The city-based textile industry has demanded rebate in the proposed GST regime, claiming the textile industry to be the second highest employment-generating sector after agriculture.
Punjab Pradesh Beopar Mandal (PPBM) president PL Seth said the local textile sector was undergoing through a slump due to the increasing investment cost, shortage of skilled labour and squeezing markets. He reasoned that the government had already exempted the sector from the taxes under the service tax on employees.
Intense global competition and an unfavourable tax regime were already throttling the industry.
For instance, the excise exemption limit for textile industry had been stagnant at Rs 1.50 crore for the past eight years. The demand to raise it to Rs 5 crore remained unmet. Similarly, the capital investment limit of the Micro Small Medium Enterprises (MSME) had been Rs 5 crore since 2006 and this needed to be increased to Rs 10 crore now.
It would give advantage of a low rate of interest on loans. Imported machinery was required to modernise the units to check the ever-changing designs of global competition. Besides, import duties must be reduced.
Weaving was the oldest industry in the holy city, as textile units here were manufacturing various kinds of fabrics, including suiting, shirting, tweed, blazer, blankets and women’s dress material.
The PPBM sought administrative control of central, state and international Goods and Service Tax from a single department to save industrialists and businessmen from hassles of dealing with multiple departments.
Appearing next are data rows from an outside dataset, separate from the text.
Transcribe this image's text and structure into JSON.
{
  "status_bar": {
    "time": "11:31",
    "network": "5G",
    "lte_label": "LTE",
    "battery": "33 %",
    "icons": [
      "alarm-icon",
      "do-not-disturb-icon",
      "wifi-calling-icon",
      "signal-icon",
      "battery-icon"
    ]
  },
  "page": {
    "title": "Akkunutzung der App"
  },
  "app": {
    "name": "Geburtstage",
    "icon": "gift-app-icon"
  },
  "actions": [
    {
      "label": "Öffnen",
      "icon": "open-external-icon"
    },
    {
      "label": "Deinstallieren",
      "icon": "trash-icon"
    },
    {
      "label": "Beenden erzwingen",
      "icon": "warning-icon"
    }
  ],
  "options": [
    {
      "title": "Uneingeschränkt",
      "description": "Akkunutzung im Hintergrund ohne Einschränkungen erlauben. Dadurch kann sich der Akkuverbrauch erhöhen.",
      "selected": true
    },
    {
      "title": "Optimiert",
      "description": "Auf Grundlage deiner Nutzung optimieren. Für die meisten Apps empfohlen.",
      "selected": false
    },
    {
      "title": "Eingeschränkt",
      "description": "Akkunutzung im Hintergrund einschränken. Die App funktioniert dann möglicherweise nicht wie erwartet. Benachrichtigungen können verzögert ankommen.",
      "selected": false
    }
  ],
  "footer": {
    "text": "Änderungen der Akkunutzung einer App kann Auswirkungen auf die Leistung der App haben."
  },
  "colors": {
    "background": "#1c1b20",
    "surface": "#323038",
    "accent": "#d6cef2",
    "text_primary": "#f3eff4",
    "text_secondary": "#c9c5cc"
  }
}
It also sought constitution of GST councils in each state and due representation to the local business fraternity to provide voice to their concerns and demands arising in due course of its implementation.
It added that already an unequal tax regime across northern states, dearth of new markets, lack of R&D (research and development), absence of support from the State government were causing hindrances in the growth of the textile industry in the holy city.
It said loans at easy and a low rate of interest must be offered to manufacturers and the government must support export of shawls.
It cited the instance of vanishing of processing units of the textile industry from this border city. It stated that highly labour-intensive processing units offering employment to thousands here were shut down one by one, but neither the government nor its agencies ever attempted to prevent its downward slide.
It reasoned that causes of its disappearance were imposition of multiple taxes, costly raw material, an unsupportive attitude of the government, failure on the part of its operators to modernise their plants.
It announced to communicate their concerns about the proposed GST to the Union Government.